Tonight marks the first-ever NHL meeting between Connor McDavid and Auston Matthews, the two players quickly emerging as focal points in the hockey world.
There is no truth to the speculation that the NHL went dark Monday night in order to give Auston Matthews and Connor McDavid a chance to go out trick-or-treating. But it wouldn’t be a stretch. These players are so young and are driving so much hype that both of those scenarios actually could be possible.
So it should come as no surprise that there was an enormous amount of anticipation at the Air Canada Center Monday for the morning skates leading up to the first ever NHL head-to-head matchup between Matthews and McDavid. Wayne Gretzky was in the house, so was Bobby Orr in a classic collision between past and future greatness. It was almost surreal, no more surreal than when McDavid came to the podium to talk about the player who followed him as the No. 1 overall pick in the draft last June.
“He’s a good kid,” McDavid said of Matthews. That’s funny, considering McDavid was born just 212 days before the good kid. In fact, if Matthews had been born two days earlier, both would have been eligible for the 2015 draft and wouldn’t that have been fun to watch? Both players, in classic hockey player style, downplayed the importance of the head-to-head matchup, instead focusing on the teams involved. That is understandable. But to everyone on the outside, it was a matchup between McDavid and Matthews and the focal point of the hockey world. (This just in: Maple Leafs teammate William Nylander edged Matthews as the NHL’s rookie of the month for October. But Nylander was chosen by the league, the same league that failed to make this game a national broadcast on a Saturday night and made it so the only way you could get the game in the United States is to have NHL Gamecenter.)
“He’s mature, he knows what’s going on with the matchup,” teammate Morgan Rielly said of Matthews. “I think he sees this as a personal challenge for sure. I think that’s just human nature. He knows it’s coming up and I think he’s going to rise to the challenge and he knows what’s going on.”
Matthews said he thinks he played against McDavid in a minor hockey tournament in Canada. McDavid says he doesn’t ever remember playing against Matthews prior to the 2015 World Junior Championship when Canada defeated USA 5-3 on New Year’s Eve with McDavid picking up an assist and Matthews going scoreless. “Other than us being the first overall picks in back-to-back drafts, that’s about the only thing in common we have,” McDavid said. “I know him pretty well, he’s a good guy. It’s not like I have a hate-on for him.”

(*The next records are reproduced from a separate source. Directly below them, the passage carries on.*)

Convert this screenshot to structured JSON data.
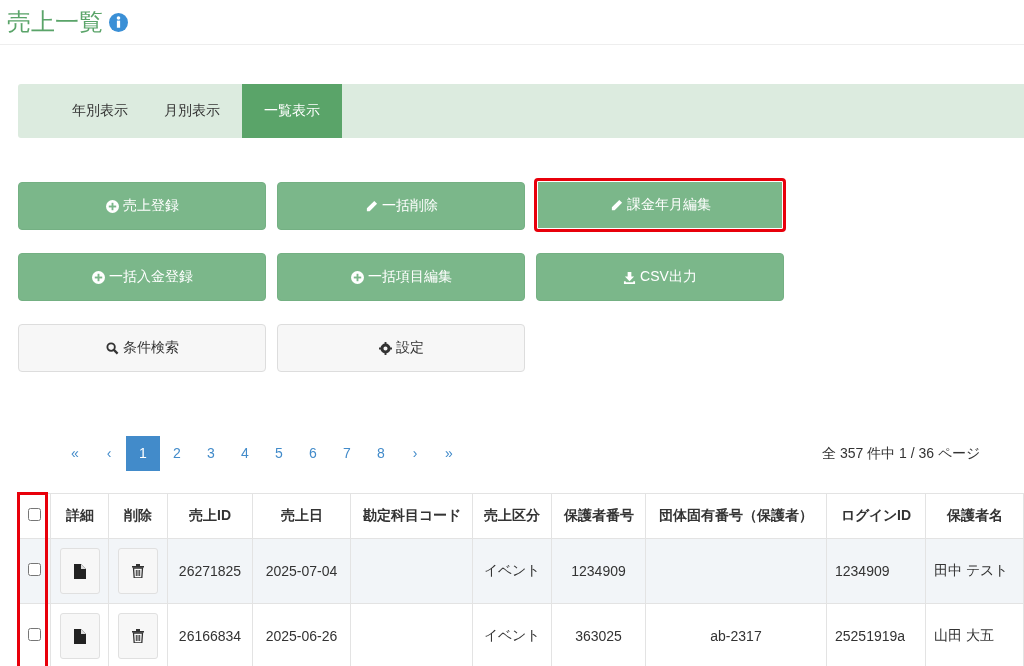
{
  "page": {
    "title": "売上一覧"
  },
  "tabs": [
    {
      "label": "年別表示",
      "selected": false
    },
    {
      "label": "月別表示",
      "selected": false
    },
    {
      "label": "一覧表示",
      "selected": true
    }
  ],
  "actions": [
    {
      "label": "売上登録",
      "highlighted": false
    },
    {
      "label": "一括削除",
      "highlighted": false
    },
    {
      "label": "課金年月編集",
      "highlighted": true
    },
    {
      "label": "一括入金登録",
      "highlighted": false
    },
    {
      "label": "一括項目編集",
      "highlighted": false
    },
    {
      "label": "CSV出力",
      "highlighted": false
    },
    {
      "label": "条件検索",
      "highlighted": false
    },
    {
      "label": "設定",
      "highlighted": false
    }
  ],
  "pagination": {
    "first": "«",
    "prev": "‹",
    "pages": [
      {
        "label": "1",
        "selected": true
      },
      {
        "label": "2",
        "selected": false
      },
      {
        "label": "3",
        "selected": false
      },
      {
        "label": "4",
        "selected": false
      },
      {
        "label": "5",
        "selected": false
      },
      {
        "label": "6",
        "selected": false
      },
      {
        "label": "7",
        "selected": false
      },
      {
        "label": "8",
        "selected": false
      }
    ],
    "next": "›",
    "last": "»",
    "summary": "全 357 件中 1 / 36 ページ"
  },
  "table": {
    "select_column_highlighted": true,
    "header_checked": false,
    "action_columns": [
      "詳細",
      "削除"
    ],
    "columns": [
      "売上ID",
      "売上日",
      "勘定科目コード",
      "売上区分",
      "保護者番号",
      "団体固有番号（保護者）",
      "ログインID",
      "保護者名"
    ],
    "rows": [
      {
        "checked": false,
        "cells": [
          "26271825",
          "2025-07-04",
          "",
          "イベント",
          "1234909",
          "",
          "1234909",
          "田中 テスト"
        ]
      },
      {
        "checked": false,
        "cells": [
          "26166834",
          "2025-06-26",
          "",
          "イベント",
          "363025",
          "ab-2317",
          "25251919a",
          "山田 大五"
        ]
      }
    ]
  }
}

Both Nylander and Mitch Marner have more been quietly excellent, but the Leafs are already developing into Matthews’ team. And he and McDavid are emerging as the most likely to pick up the Sidney Crosby vs. Alex Ovechkin rivalry that everyone seems to want to see. The possibilities are tantalizing, starting with the matchup tonight. For his part, McDavid is growing increasingly comfortable in the spotlight. He’s already gone through all the chaos surrounding the first game at Rogers Place in Edmonton and the outdoor game against the Winnipeg Jets. Matthews, after setting a record by scoring four goals in his NHL debut, is adjusting well to life in the fishbowl, as evidenced by the fact that he’s just two points out of the scoring lead, trailing the league leader McDavid.

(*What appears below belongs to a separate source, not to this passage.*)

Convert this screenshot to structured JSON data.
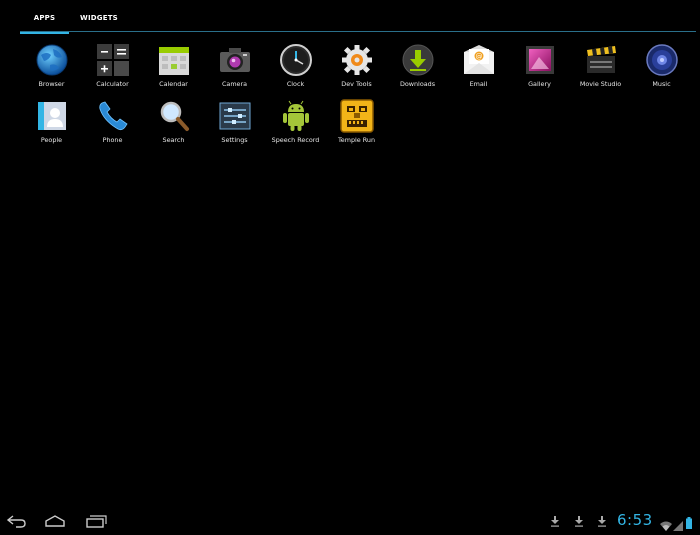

There is no getting around the fact that much of the Leafs’ game plan centers around at least trying to neutralize the fastest and most dynamic player in the league. The Leafs know McDavid is going to get his chances and if he doesn’t, he’ll make them himself. Nazem Kadri will likely see a lot of McDavid in a checking role with the Leafs having last change, and there’s a very good chance that the tandem of Rielly and likely either Nikita Zaitsev or Connor Carrick will be on the back end when No. 97 is on the ice.
Rielly, a talented and relatively young player in his own right, expressed excitement about facing the challenge. But it will be enormous. Often a player of McDavid’s speed and skill would necessitate a defenseman leaving a gap so as not to get caught flat-footed once McDavid starts gathering speed. But Reilly said that might be a recipe for disaster, too, since McDavid can use that extra space to gain even more speed, which can lead to him blowing past defenders in prime scoring areas. “Once he gets a step on you, you’re pretty much hooped unless you want to take a penalty,” Rielly said. “You know that whatever happens, there will be a conversation about it tomorrow. You just hope you’re on the winning end.”
As far as the Oilers are concerned, they know they have to worry about Matthews, but there are some other terrific young players to worry about as well. “You have to, he’s that talented,” Oilers coach Todd McLellan said of Matthews. “Our group of players are beginning to understand his talent level, his skill level. Fortunately for us as a coaching staff, some of us have been around Auston and Nuge (Ryan Nugent-Hopkins) and Connor have played with (at the World Cup) so they can spread the news that he is the real thing.”